(Stored entries)
+===+

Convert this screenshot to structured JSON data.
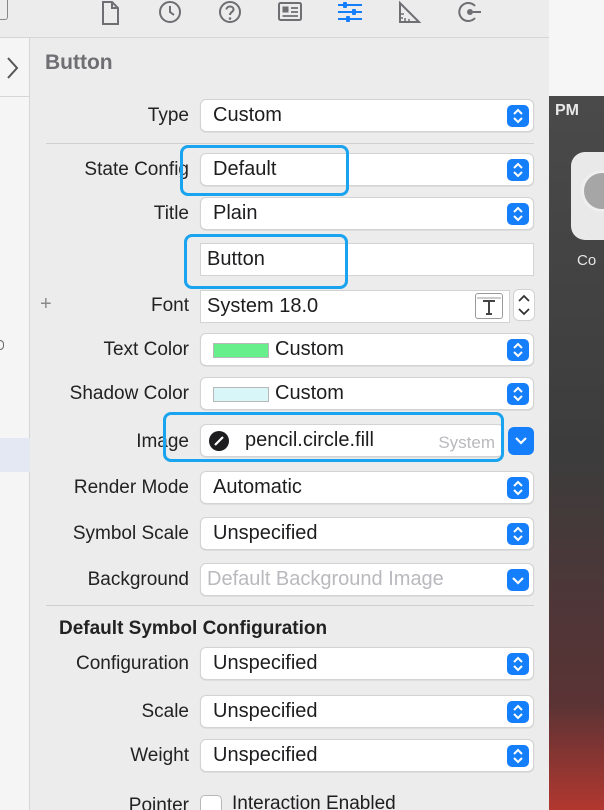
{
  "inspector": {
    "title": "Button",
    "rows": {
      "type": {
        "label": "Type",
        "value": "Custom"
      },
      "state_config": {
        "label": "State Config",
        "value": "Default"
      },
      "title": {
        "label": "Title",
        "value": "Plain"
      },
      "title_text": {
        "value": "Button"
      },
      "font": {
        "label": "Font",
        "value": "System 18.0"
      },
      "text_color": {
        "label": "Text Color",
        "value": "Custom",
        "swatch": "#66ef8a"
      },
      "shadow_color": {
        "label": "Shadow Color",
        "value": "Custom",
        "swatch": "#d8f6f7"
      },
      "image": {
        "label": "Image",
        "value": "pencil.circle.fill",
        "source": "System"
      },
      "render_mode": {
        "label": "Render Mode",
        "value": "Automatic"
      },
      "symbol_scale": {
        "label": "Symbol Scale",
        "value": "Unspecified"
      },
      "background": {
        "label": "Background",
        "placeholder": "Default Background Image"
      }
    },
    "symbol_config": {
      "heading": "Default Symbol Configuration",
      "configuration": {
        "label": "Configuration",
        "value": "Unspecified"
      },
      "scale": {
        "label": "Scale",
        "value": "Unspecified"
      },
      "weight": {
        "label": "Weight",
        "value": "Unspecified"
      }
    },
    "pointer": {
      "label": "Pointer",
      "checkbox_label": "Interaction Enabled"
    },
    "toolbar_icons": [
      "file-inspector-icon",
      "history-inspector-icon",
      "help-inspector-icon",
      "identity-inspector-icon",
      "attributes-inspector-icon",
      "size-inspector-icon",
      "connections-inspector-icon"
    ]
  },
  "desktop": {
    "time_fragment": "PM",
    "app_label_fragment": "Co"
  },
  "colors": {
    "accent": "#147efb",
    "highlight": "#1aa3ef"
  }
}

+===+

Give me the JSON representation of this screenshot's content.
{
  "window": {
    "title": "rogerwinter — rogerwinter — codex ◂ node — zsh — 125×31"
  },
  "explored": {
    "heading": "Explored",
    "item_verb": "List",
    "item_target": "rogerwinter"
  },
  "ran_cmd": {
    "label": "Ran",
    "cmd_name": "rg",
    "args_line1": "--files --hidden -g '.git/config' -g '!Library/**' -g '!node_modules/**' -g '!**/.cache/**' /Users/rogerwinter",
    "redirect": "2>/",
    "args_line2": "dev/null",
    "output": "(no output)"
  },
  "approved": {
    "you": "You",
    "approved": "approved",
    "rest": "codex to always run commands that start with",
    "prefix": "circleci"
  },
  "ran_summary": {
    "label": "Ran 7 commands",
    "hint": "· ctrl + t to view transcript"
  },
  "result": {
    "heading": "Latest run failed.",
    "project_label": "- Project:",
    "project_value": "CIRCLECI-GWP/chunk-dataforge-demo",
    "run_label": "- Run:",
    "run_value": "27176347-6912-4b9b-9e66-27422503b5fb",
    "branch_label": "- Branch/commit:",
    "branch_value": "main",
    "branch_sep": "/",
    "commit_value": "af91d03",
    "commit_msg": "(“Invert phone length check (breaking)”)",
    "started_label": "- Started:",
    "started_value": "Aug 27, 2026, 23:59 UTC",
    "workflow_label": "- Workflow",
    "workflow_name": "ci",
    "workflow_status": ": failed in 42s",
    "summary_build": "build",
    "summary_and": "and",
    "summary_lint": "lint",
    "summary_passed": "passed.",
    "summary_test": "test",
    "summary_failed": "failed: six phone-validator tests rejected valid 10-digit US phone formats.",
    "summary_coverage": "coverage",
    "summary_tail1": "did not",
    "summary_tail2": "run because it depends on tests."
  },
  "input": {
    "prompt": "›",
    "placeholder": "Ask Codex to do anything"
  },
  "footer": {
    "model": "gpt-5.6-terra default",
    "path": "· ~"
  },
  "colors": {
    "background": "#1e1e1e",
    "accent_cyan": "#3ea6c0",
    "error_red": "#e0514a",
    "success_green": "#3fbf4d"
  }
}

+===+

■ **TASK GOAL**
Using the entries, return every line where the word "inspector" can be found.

■ **SOLUTION FOR THIS TASK**
  "inspector": {
      "file-inspector-icon",
      "history-inspector-icon",
      "help-inspector-icon",
      "identity-inspector-icon",
      "attributes-inspector-icon",
      "size-inspector-icon",
      "connections-inspector-icon"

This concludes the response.